Presented by the Carmel Music Society, Russian-American pianist Olga Kern made a triumphant return yesterday afternoon to Sunset Center in Carmel. Kern was elegantly dressed in a flowing red designer gown for the first half of the recital and in a flowing silver designer gown for the second half. Not only did her appearance make quite an impression, but so did her stage presence. An engaging smile and a charming manner when speaking to the audience won us over before she even played a note.
Peter Thorp, President of the Carmel Music Society had added some new technology to the afternoon’s recital. A video camera suspended over the piano keyboard projected a view from above of the pianist’s hands during the performances onto a screen over the stage. Thus, we could enjoy a side view from the audience plus a video top view of the pianist’s hands.

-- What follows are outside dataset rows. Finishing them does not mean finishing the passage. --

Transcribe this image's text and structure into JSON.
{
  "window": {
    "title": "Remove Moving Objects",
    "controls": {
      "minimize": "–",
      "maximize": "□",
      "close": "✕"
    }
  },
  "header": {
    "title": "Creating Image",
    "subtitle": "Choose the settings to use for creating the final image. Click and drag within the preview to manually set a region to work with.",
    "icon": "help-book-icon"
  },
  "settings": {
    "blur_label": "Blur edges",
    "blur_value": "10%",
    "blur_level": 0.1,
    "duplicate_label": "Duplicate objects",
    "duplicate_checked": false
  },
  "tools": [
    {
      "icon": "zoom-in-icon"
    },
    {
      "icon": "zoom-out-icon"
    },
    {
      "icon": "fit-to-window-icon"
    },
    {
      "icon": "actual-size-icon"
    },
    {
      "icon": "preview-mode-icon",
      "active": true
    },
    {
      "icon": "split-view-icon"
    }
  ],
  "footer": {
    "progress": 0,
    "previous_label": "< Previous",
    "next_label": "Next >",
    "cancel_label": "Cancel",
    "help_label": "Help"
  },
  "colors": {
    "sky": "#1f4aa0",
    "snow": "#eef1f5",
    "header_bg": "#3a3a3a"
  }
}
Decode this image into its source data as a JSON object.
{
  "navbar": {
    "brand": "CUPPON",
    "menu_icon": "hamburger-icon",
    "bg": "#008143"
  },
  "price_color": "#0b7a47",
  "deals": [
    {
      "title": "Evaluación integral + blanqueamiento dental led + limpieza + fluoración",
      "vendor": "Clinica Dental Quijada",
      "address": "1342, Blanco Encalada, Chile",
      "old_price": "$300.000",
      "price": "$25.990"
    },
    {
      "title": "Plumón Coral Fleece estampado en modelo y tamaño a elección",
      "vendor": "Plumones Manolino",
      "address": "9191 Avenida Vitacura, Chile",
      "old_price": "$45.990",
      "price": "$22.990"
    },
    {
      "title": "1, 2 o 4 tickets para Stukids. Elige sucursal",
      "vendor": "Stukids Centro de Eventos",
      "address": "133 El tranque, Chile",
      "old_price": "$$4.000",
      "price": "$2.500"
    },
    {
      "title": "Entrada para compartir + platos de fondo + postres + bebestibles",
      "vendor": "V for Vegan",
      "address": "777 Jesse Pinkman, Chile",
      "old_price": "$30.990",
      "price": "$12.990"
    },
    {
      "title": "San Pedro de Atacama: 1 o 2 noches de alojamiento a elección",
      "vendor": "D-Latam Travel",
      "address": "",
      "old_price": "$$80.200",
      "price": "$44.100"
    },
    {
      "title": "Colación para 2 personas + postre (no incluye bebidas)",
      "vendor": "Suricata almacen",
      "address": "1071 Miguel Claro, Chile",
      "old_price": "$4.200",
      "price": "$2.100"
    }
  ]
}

After a warmup performance of a rarely-heard Beethoven set of Variations on a Theme by Salieri, Kern settled in to perform one of the greatest works Beethoven ever composed for the keyboard, the Sonata No. 21 in C Major, Op. 53, known as the “Waldstein.” We heard a masterful performance of the first movement that held our attention throughout Beethoven’s presentation of compelling musical ideas, its powerful development section and satisfying recapitulation and coda. The brief second movement, Adagio Molto, served as an introduction to the concluding Rondo that was capped off by the Prestissimo finale. Kern brought a lot of charm, vitality and easy virtuosity to her performance of this sonata and made it look easy in the process.
There is an important and difficult passage towards the end of the final movement where Beethoven asks the pianist to perform prestissimo octave glissandos alternating in contrary motion between the hands. Although a single-note glissando is so easy, even your great aunt Gertie could do it, octave glissandos require a good deal of skill — and, remember, we don’t want a lot of blood all over the keys. There are two practical ways of executing an octave glissando — bending back the thumb toward the center of the hand and stretching out the fifth finger so that the thumbnail and fifth finger skate along the keys, or keeping the thumb straight and slightly arched so that the fleshy part of the thumb and the extended fifth finger glide like a snowplow.
Normally, we wouldn’t have been able to discern from the audience which method Kern used, but thanks to Peter Thorp’s setting up the overhead video camera, we had a bird’s-eye view. Thus, we were able to observe in glorious color that Olga Kern adopted the “bent thumb” version and made the octave glissandos look like child’s play, which they most assuredly are not.
Ending the first half of the program Kern performed the three Gershwin Preludes, to which she added Earl Wild’s difficult transcription of “Fascinating Rhythm.” Hello, Guinness Book of World Records, I believe we have a new world’s speed record for the fastest Gershwin keyboard playing ever heard, even considerably faster than Gershwin’s own rushed recorded performances. It normally takes 20 to 25 seconds to say “The Lord’s Prayer.” Imagine speeding it up and reducing its duration to seven seconds — this was the kind of dizzying speed we heard yesterday afternoon. As a stunt, it succeeded, but at the expense of musical values.
After intermission Kern treated us to a selection of Russian composers, and in this repertoire her playing took on a new and even more masterful significance. Her magnificent commanding performances of Rachmaninoff’s Moment Musical in E minor, Barcarolle and the Polichinelle were revelatory, both for the virtuosity and the deep expressive meanings her playing revealed..
The next work on the program, Tchaikovsky’s Meditation in D, Op. 72, No. 5, is a work most of the audience had never heard before. It began like a gentle and soulful “Song without Words” à la Mendelssohn, but developed tension and majesty as it progressed and finally developed into a work of considerable substance.
The following group of two Scriabin Etudes, Op. 42 No. 4 and Op. 42, No. 5, was a revelation of Kern’s deep commitment to Scriabin and her skill in balancing the contrasting elements of the deeply lyrical and dazzling technical demands so often found in Scriabin’s piano works. There was soul and profound emotional feeling in her playing of these two works.
Ending the program Olga Kern gave us a dazzling performance of Balakirev’s non plus ultra virtuoso masterpiece, Islamey, and it was a knockout. After an extended and vociferous standing ovation, Kern spoke to the audience saying, “Now we come to the fun part of a concert” and gave us three encores: a virtuosic performance of Prokofiev’s Etude in D minor, a charming rendition of Anatoly Lyadov’s The Music Box, Op. 32, and a dazzling rendition of Rachmaninoff’s transcription of Rimsky-Korsakov’s “Flight of the Bumblebee.”
Let’s hope that Olga Kern will return in the not-too-distant future and bring us some more musical treasures from her vast repertoire.